**Exercise directions**
The data below is to be output in full, unchanged.

(Excerpts from a dataset)
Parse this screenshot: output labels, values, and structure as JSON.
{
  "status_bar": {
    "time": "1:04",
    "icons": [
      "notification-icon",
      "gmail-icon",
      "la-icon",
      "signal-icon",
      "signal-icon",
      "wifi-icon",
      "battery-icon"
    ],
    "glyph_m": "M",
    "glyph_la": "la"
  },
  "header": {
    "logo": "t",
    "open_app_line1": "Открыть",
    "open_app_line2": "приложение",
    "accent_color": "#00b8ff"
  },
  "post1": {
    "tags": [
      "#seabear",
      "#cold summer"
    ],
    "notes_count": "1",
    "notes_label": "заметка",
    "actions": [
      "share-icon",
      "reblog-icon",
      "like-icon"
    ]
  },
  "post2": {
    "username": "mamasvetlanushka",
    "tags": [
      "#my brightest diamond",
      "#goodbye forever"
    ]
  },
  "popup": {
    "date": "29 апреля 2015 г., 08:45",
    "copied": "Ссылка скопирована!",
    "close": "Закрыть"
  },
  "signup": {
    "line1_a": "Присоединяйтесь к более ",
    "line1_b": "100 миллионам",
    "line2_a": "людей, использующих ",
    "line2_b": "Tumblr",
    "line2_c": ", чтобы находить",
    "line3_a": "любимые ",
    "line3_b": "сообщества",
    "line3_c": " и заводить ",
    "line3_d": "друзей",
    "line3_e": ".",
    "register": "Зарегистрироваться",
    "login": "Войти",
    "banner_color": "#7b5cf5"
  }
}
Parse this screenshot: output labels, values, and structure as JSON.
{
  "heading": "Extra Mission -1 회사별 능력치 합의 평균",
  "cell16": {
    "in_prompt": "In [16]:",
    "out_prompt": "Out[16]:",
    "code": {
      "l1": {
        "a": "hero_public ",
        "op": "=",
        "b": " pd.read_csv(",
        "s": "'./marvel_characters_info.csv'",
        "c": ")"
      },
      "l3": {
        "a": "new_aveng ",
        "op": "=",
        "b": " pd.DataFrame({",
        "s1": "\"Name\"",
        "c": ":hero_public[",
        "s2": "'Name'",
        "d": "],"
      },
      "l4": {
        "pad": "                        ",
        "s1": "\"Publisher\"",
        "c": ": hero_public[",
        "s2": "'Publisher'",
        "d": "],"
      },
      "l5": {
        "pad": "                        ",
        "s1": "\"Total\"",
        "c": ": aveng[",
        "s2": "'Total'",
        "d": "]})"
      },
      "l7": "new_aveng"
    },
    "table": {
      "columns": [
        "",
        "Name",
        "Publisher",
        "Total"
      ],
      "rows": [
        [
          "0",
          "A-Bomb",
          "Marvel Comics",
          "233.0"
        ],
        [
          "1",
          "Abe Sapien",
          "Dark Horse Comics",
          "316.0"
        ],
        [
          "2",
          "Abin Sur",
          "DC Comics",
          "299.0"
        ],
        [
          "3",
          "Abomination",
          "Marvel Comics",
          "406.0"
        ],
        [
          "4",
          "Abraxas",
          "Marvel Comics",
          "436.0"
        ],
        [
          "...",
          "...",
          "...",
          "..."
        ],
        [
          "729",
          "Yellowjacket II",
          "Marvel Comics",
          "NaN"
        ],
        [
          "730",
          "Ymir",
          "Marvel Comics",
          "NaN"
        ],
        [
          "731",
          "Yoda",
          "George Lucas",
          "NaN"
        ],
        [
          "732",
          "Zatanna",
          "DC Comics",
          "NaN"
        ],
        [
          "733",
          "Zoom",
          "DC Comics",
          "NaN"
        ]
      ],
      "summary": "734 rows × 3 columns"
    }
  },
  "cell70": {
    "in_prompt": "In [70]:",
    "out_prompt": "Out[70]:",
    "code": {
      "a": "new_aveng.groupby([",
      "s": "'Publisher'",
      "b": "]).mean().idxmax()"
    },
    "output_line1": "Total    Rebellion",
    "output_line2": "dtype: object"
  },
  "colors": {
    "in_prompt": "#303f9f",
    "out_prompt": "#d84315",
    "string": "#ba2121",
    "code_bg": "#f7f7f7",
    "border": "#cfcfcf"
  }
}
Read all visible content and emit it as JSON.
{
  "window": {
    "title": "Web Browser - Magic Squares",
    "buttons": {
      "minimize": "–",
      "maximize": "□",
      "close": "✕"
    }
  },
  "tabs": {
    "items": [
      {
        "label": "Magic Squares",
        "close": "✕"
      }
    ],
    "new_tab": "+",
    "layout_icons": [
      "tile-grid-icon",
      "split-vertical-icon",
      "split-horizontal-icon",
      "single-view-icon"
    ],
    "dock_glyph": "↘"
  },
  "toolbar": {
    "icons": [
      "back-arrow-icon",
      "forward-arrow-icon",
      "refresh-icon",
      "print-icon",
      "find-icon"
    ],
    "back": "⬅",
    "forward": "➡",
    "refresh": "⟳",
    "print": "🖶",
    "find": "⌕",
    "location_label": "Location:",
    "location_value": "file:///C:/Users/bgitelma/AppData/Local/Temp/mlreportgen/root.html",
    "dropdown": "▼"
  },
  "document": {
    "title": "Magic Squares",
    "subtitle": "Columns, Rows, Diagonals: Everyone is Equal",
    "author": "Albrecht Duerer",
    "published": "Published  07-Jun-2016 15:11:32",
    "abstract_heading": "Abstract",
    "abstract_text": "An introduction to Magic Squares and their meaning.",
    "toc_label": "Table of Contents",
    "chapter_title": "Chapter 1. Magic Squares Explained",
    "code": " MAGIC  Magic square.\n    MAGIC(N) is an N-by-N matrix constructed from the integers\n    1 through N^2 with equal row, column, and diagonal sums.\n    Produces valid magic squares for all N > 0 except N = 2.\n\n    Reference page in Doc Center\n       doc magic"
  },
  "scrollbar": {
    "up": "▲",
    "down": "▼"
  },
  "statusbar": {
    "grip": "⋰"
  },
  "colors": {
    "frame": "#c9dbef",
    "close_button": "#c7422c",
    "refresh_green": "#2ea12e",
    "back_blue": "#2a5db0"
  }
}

**Answer box**
Parse this screenshot: output labels, values, and structure as JSON.
{
  "status_bar": {
    "time": "1:04",
    "icons": [
      "notification-icon",
      "gmail-icon",
      "la-icon",
      "signal-icon",
      "signal-icon",
      "wifi-icon",
      "battery-icon"
    ],
    "glyph_m": "M",
    "glyph_la": "la"
  },
  "header": {
    "logo": "t",
    "open_app_line1": "Открыть",
    "open_app_line2": "приложение",
    "accent_color": "#00b8ff"
  },
  "post1": {
    "tags": [
      "#seabear",
      "#cold summer"
    ],
    "notes_count": "1",
    "notes_label": "заметка",
    "actions": [
      "share-icon",
      "reblog-icon",
      "like-icon"
    ]
  },
  "post2": {
    "username": "mamasvetlanushka",
    "tags": [
      "#my brightest diamond",
      "#goodbye forever"
    ]
  },
  "popup": {
    "date": "29 апреля 2015 г., 08:45",
    "copied": "Ссылка скопирована!",
    "close": "Закрыть"
  },
  "signup": {
    "line1_a": "Присоединяйтесь к более ",
    "line1_b": "100 миллионам",
    "line2_a": "людей, использующих ",
    "line2_b": "Tumblr",
    "line2_c": ", чтобы находить",
    "line3_a": "любимые ",
    "line3_b": "сообщества",
    "line3_c": " и заводить ",
    "line3_d": "друзей",
    "line3_e": ".",
    "register": "Зарегистрироваться",
    "login": "Войти",
    "banner_color": "#7b5cf5"
  }
}
Parse this screenshot: output labels, values, and structure as JSON.
{
  "heading": "Extra Mission -1 회사별 능력치 합의 평균",
  "cell16": {
    "in_prompt": "In [16]:",
    "out_prompt": "Out[16]:",
    "code": {
      "l1": {
        "a": "hero_public ",
        "op": "=",
        "b": " pd.read_csv(",
        "s": "'./marvel_characters_info.csv'",
        "c": ")"
      },
      "l3": {
        "a": "new_aveng ",
        "op": "=",
        "b": " pd.DataFrame({",
        "s1": "\"Name\"",
        "c": ":hero_public[",
        "s2": "'Name'",
        "d": "],"
      },
      "l4": {
        "pad": "                        ",
        "s1": "\"Publisher\"",
        "c": ": hero_public[",
        "s2": "'Publisher'",
        "d": "],"
      },
      "l5": {
        "pad": "                        ",
        "s1": "\"Total\"",
        "c": ": aveng[",
        "s2": "'Total'",
        "d": "]})"
      },
      "l7": "new_aveng"
    },
    "table": {
      "columns": [
        "",
        "Name",
        "Publisher",
        "Total"
      ],
      "rows": [
        [
          "0",
          "A-Bomb",
          "Marvel Comics",
          "233.0"
        ],
        [
          "1",
          "Abe Sapien",
          "Dark Horse Comics",
          "316.0"
        ],
        [
          "2",
          "Abin Sur",
          "DC Comics",
          "299.0"
        ],
        [
          "3",
          "Abomination",
          "Marvel Comics",
          "406.0"
        ],
        [
          "4",
          "Abraxas",
          "Marvel Comics",
          "436.0"
        ],
        [
          "...",
          "...",
          "...",
          "..."
        ],
        [
          "729",
          "Yellowjacket II",
          "Marvel Comics",
          "NaN"
        ],
        [
          "730",
          "Ymir",
          "Marvel Comics",
          "NaN"
        ],
        [
          "731",
          "Yoda",
          "George Lucas",
          "NaN"
        ],
        [
          "732",
          "Zatanna",
          "DC Comics",
          "NaN"
        ],
        [
          "733",
          "Zoom",
          "DC Comics",
          "NaN"
        ]
      ],
      "summary": "734 rows × 3 columns"
    }
  },
  "cell70": {
    "in_prompt": "In [70]:",
    "out_prompt": "Out[70]:",
    "code": {
      "a": "new_aveng.groupby([",
      "s": "'Publisher'",
      "b": "]).mean().idxmax()"
    },
    "output_line1": "Total    Rebellion",
    "output_line2": "dtype: object"
  },
  "colors": {
    "in_prompt": "#303f9f",
    "out_prompt": "#d84315",
    "string": "#ba2121",
    "code_bg": "#f7f7f7",
    "border": "#cfcfcf"
  }
}
Read all visible content and emit it as JSON.
{
  "window": {
    "title": "Web Browser - Magic Squares",
    "buttons": {
      "minimize": "–",
      "maximize": "□",
      "close": "✕"
    }
  },
  "tabs": {
    "items": [
      {
        "label": "Magic Squares",
        "close": "✕"
      }
    ],
    "new_tab": "+",
    "layout_icons": [
      "tile-grid-icon",
      "split-vertical-icon",
      "split-horizontal-icon",
      "single-view-icon"
    ],
    "dock_glyph": "↘"
  },
  "toolbar": {
    "icons": [
      "back-arrow-icon",
      "forward-arrow-icon",
      "refresh-icon",
      "print-icon",
      "find-icon"
    ],
    "back": "⬅",
    "forward": "➡",
    "refresh": "⟳",
    "print": "🖶",
    "find": "⌕",
    "location_label": "Location:",
    "location_value": "file:///C:/Users/bgitelma/AppData/Local/Temp/mlreportgen/root.html",
    "dropdown": "▼"
  },
  "document": {
    "title": "Magic Squares",
    "subtitle": "Columns, Rows, Diagonals: Everyone is Equal",
    "author": "Albrecht Duerer",
    "published": "Published  07-Jun-2016 15:11:32",
    "abstract_heading": "Abstract",
    "abstract_text": "An introduction to Magic Squares and their meaning.",
    "toc_label": "Table of Contents",
    "chapter_title": "Chapter 1. Magic Squares Explained",
    "code": " MAGIC  Magic square.\n    MAGIC(N) is an N-by-N matrix constructed from the integers\n    1 through N^2 with equal row, column, and diagonal sums.\n    Produces valid magic squares for all N > 0 except N = 2.\n\n    Reference page in Doc Center\n       doc magic"
  },
  "scrollbar": {
    "up": "▲",
    "down": "▼"
  },
  "statusbar": {
    "grip": "⋰"
  },
  "colors": {
    "frame": "#c9dbef",
    "close_button": "#c7422c",
    "refresh_green": "#2ea12e",
    "back_blue": "#2a5db0"
  }
}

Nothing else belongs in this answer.